Without a date, we still find ourselves inside a scary time, and a wearying one; as we brace for an Omicron wave right now, we know there is more loss to come. And yet, this week's parasha -- and particularly the midrashim around Jacob's request for "an extension" -- can lend a helpful perspective. Rather than being bowled over by sudden change, we can see more clearly that we have entered a new phase, one in which we are living with the pandemic in a longer-term way. Like Jacob, this gift of more time gives us greater awareness and the agency to make choices.
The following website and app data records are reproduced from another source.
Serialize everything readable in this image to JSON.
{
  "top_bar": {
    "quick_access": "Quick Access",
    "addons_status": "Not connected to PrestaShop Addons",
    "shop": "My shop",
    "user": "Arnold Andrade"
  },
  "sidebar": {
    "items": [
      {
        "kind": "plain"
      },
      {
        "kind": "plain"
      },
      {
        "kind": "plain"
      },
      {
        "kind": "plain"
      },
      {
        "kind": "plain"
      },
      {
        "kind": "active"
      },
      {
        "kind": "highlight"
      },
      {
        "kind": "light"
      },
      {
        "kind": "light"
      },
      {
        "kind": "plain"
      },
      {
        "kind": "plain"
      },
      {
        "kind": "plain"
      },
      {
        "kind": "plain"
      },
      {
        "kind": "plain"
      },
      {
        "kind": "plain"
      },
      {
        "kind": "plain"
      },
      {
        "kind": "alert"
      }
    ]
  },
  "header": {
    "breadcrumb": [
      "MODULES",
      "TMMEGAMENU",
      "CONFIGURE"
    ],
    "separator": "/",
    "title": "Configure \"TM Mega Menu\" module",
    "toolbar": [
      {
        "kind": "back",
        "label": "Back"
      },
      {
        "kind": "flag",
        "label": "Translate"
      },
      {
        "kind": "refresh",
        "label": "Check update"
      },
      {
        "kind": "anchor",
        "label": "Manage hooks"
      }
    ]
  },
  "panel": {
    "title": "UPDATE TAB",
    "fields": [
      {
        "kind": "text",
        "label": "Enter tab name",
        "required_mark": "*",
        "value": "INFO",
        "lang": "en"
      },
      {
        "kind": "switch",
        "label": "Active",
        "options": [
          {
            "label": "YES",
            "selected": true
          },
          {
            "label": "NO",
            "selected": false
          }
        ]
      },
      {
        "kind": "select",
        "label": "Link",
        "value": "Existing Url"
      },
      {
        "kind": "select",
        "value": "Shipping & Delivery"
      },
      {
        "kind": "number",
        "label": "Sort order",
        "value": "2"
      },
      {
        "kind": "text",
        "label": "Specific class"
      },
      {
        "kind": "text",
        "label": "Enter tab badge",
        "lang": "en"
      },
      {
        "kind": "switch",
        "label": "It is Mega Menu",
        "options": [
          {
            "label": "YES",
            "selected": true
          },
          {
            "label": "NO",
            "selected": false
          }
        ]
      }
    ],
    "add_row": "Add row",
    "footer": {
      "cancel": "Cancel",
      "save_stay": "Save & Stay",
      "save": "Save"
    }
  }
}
As we conclude this first book of the Torah, we say "chazak, chazak, v'nitchazek" - "strength, strength, and may we be strengthened."  I pray that -- as we move from Genesis to Exodus, and from one calendar year to the next --  we will find the strength and tools we need to manage through this chapter of ongoing loss and transition, and to ready ourselves for the new beginnings that will come after.

Shabbat Shalom,
Rabbi Rachel Nussbaum